Age.  Pick ’em young.  The average age of the 3 Democrat picks on the court is 68.  Of the 6 Republican nominated justices on the court, the average age is 65.  The Republicans understand this strategy well, given that the average age of the 6 at the time of their confirmations was 51.  Chief Justice Roberts was 50 when he began; Justice Thomas was a mere 43.

Gender.  At 77, Justice Ruth Bader is the oldest member of the court.  She might be next to retire, leaving only 1 woman on the court.  Why is this important?  Balance.  Women represent close to 50% of the population, but currently only 22% of the court.  Men are proportionally over-represented.

Ideology.  I’m opposed to a one issue litmus test, unlike former President Bush who looked for justices to overturn Roe v Wade.  The court should be ideologically balanced.  Obama should look for justices who believe in the rights of all people – a justice who will not consistently rule in favor of big business.   I’d like to see a justice with an independent streak who is not always so ideologically rigid.

Who then?  Diane Wood, a 59 year old federal judge appointed by Bill Clinton, confirmed in 1995 unanimously by the U.S. Senate.  An English major at U.T. Austin, Woods graduated with highest honors in three years.  Some of the smartest, most fair-minded and principled people I’ve ever known were English majors.

If not Diane Wood, then Elena Kagan, who at 49 is the solicitor general and former dean of Harvard Law school.  She’s known to have a brilliant legal mind, and not thought of as an ideologue.  Progressives might be disappointed were she to get the nomination.

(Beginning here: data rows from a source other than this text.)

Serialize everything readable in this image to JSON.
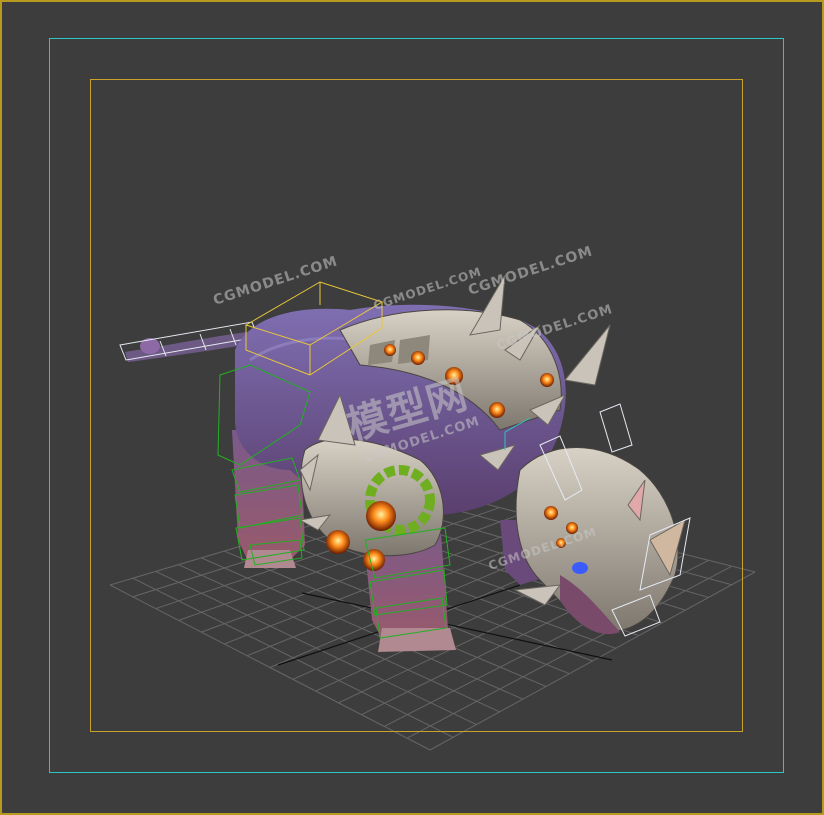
{
  "viewport": {
    "name": "perspective-viewport",
    "background": "#3d3d3d",
    "safe_frame_outer_color": "#2ec4c4",
    "safe_frame_inner_color": "#c8a22a",
    "border_color": "#b89a1e",
    "grid_color": "#6a6a6a",
    "axis_color": "#111111"
  },
  "watermark": {
    "main_text": "模型网",
    "repeated_text": "CGMODEL.COM"
  },
  "model": {
    "subject": "armored-rhino-creature",
    "body_color": "#6a5a9a",
    "armor_color": "#b9b1a6",
    "gem_color": "#ff8a1a",
    "gear_color": "#6fae1e",
    "bone_box_green": "#22b022",
    "bone_box_yellow": "#e8c83a",
    "bone_box_white": "#e6eaf2"
  }
}
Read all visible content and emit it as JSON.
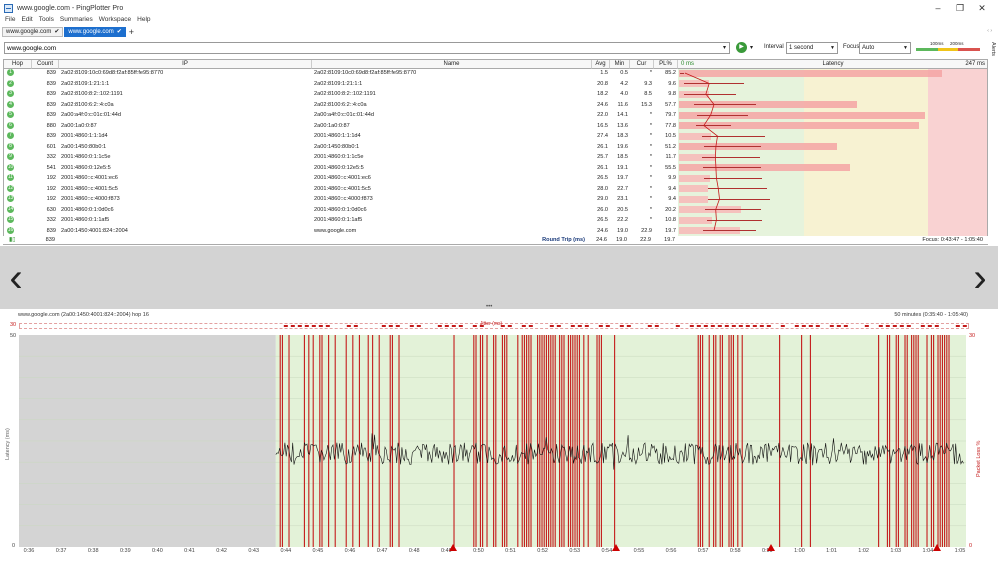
{
  "window": {
    "title": "www.google.com - PingPlotter Pro"
  },
  "menu": [
    "File",
    "Edit",
    "Tools",
    "Summaries",
    "Workspace",
    "Help"
  ],
  "tabs": [
    {
      "label": "www.google.com"
    },
    {
      "label": "www.google.com"
    }
  ],
  "address": {
    "value": "www.google.com"
  },
  "controls": {
    "interval_label": "Interval",
    "interval_value": "1 second",
    "focus_label": "Focus",
    "focus_value": "Auto",
    "legend_100": "100ms",
    "legend_200": "200ms",
    "alerts": "Alerts"
  },
  "grid": {
    "headers": {
      "hop": "Hop",
      "count": "Count",
      "ip": "IP",
      "name": "Name",
      "avg": "Avg",
      "min": "Min",
      "cur": "Cur",
      "pl": "PL%",
      "zero": "0 ms",
      "latency": "Latency",
      "max": "247 ms"
    },
    "rows": [
      {
        "hop": "1",
        "count": "839",
        "ip": "2a02:8109:10c0:69d8:f2af:85ff:fe95:8770",
        "name": "2a02:8109:10c0:69d8:f2af:85ff:fe95:8770",
        "avg": "1.5",
        "min": "0.5",
        "cur": "*",
        "pl": "85.2"
      },
      {
        "hop": "2",
        "count": "839",
        "ip": "2a02:8109:1:21:1:1",
        "name": "2a02:8109:1:21:1:1",
        "avg": "20.8",
        "min": "4.2",
        "cur": "9.3",
        "pl": "9.6"
      },
      {
        "hop": "3",
        "count": "839",
        "ip": "2a02:8100:8:2::102:1191",
        "name": "2a02:8100:8:2::102:1191",
        "avg": "18.2",
        "min": "4.0",
        "cur": "8.5",
        "pl": "9.8"
      },
      {
        "hop": "4",
        "count": "839",
        "ip": "2a02:8100:6:2::4:c0a",
        "name": "2a02:8100:6:2::4:c0a",
        "avg": "24.6",
        "min": "11.6",
        "cur": "15.3",
        "pl": "57.7"
      },
      {
        "hop": "5",
        "count": "839",
        "ip": "2a00:a4f:0:c:01c:01:44d",
        "name": "2a00:a4f:0:c:01c:01:44d",
        "avg": "22.0",
        "min": "14.1",
        "cur": "*",
        "pl": "79.7"
      },
      {
        "hop": "6",
        "count": "880",
        "ip": "2a00:1a0:0:87",
        "name": "2a00:1a0:0:87",
        "avg": "16.5",
        "min": "13.6",
        "cur": "*",
        "pl": "77.8"
      },
      {
        "hop": "7",
        "count": "839",
        "ip": "2001:4860:1:1:1d4",
        "name": "2001:4860:1:1:1d4",
        "avg": "27.4",
        "min": "18.3",
        "cur": "*",
        "pl": "10.5"
      },
      {
        "hop": "8",
        "count": "601",
        "ip": "2a00:1450:80b0:1",
        "name": "2a00:1450:80b0:1",
        "avg": "26.1",
        "min": "19.6",
        "cur": "*",
        "pl": "51.2"
      },
      {
        "hop": "9",
        "count": "332",
        "ip": "2001:4860:0:1:1c5e",
        "name": "2001:4860:0:1:1c5e",
        "avg": "25.7",
        "min": "18.5",
        "cur": "*",
        "pl": "11.7"
      },
      {
        "hop": "10",
        "count": "541",
        "ip": "2001:4860:0:12e5:5",
        "name": "2001:4860:0:12e5:5",
        "avg": "26.1",
        "min": "19.1",
        "cur": "*",
        "pl": "55.5"
      },
      {
        "hop": "11",
        "count": "192",
        "ip": "2001:4860::c:4001:ec6",
        "name": "2001:4860::c:4001:ec6",
        "avg": "26.5",
        "min": "19.7",
        "cur": "*",
        "pl": "9.9"
      },
      {
        "hop": "12",
        "count": "192",
        "ip": "2001:4860::c:4001:5c5",
        "name": "2001:4860::c:4001:5c5",
        "avg": "28.0",
        "min": "22.7",
        "cur": "*",
        "pl": "9.4"
      },
      {
        "hop": "13",
        "count": "192",
        "ip": "2001:4860::c:4000:f873",
        "name": "2001:4860::c:4000:f873",
        "avg": "29.0",
        "min": "23.1",
        "cur": "*",
        "pl": "9.4"
      },
      {
        "hop": "14",
        "count": "630",
        "ip": "2001:4860:0:1:0d0c6",
        "name": "2001:4860:0:1:0d0c6",
        "avg": "26.0",
        "min": "20.5",
        "cur": "*",
        "pl": "20.2"
      },
      {
        "hop": "15",
        "count": "332",
        "ip": "2001:4860:0:1:1af5",
        "name": "2001:4860:0:1:1af5",
        "avg": "26.5",
        "min": "22.2",
        "cur": "*",
        "pl": "10.8"
      },
      {
        "hop": "16",
        "count": "839",
        "ip": "2a00:1450:4001:824::2004",
        "name": "www.google.com",
        "avg": "24.6",
        "min": "19.0",
        "cur": "22.9",
        "pl": "19.7"
      }
    ],
    "summary": {
      "count": "839",
      "label": "Round Trip (ms)",
      "avg": "24.6",
      "min": "19.0",
      "cur": "22.9",
      "pl": "19.7",
      "focus": "Focus: 0:43:47 - 1:05:40"
    }
  },
  "graph": {
    "header_left": "www.google.com (2a00:1450:4001:824::2004) hop 16",
    "header_right": "50 minutes (0:35:40 - 1:05:40)",
    "jitter_label": "Jitter (ms)",
    "y_label": "Latency (ms)",
    "y2_label": "Packet Loss %",
    "y_top": "50",
    "y_bottom": "0",
    "y2_top": "30",
    "y2_bottom": "0",
    "jitter_top": "30",
    "time_ticks": [
      "0:36",
      "0:37",
      "0:38",
      "0:39",
      "0:40",
      "0:41",
      "0:42",
      "0:43",
      "0:44",
      "0:45",
      "0:46",
      "0:47",
      "0:48",
      "0:49",
      "0:50",
      "0:51",
      "0:52",
      "0:53",
      "0:54",
      "0:55",
      "0:56",
      "0:57",
      "0:58",
      "0:59",
      "1:00",
      "1:01",
      "1:02",
      "1:03",
      "1:04",
      "1:05"
    ]
  },
  "colors": {
    "green": "#5cb85c",
    "loss": "#c41a1a",
    "pink": "#f7b7b7",
    "bgGreen": "#e3f2d8",
    "bgYellow": "#f6f1d0",
    "bgRed": "#f9cfcf",
    "accent": "#1d6fce"
  }
}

Personally, I think it would be interesting if Obama chose Elizabeth Warren, a Harvard Law professor who specializes in contract law and is interested in the economics of middle class families.  Of course this attention on the middle class would give Republicans the opportunity to unfairly brand her a socialist with marxist leanings.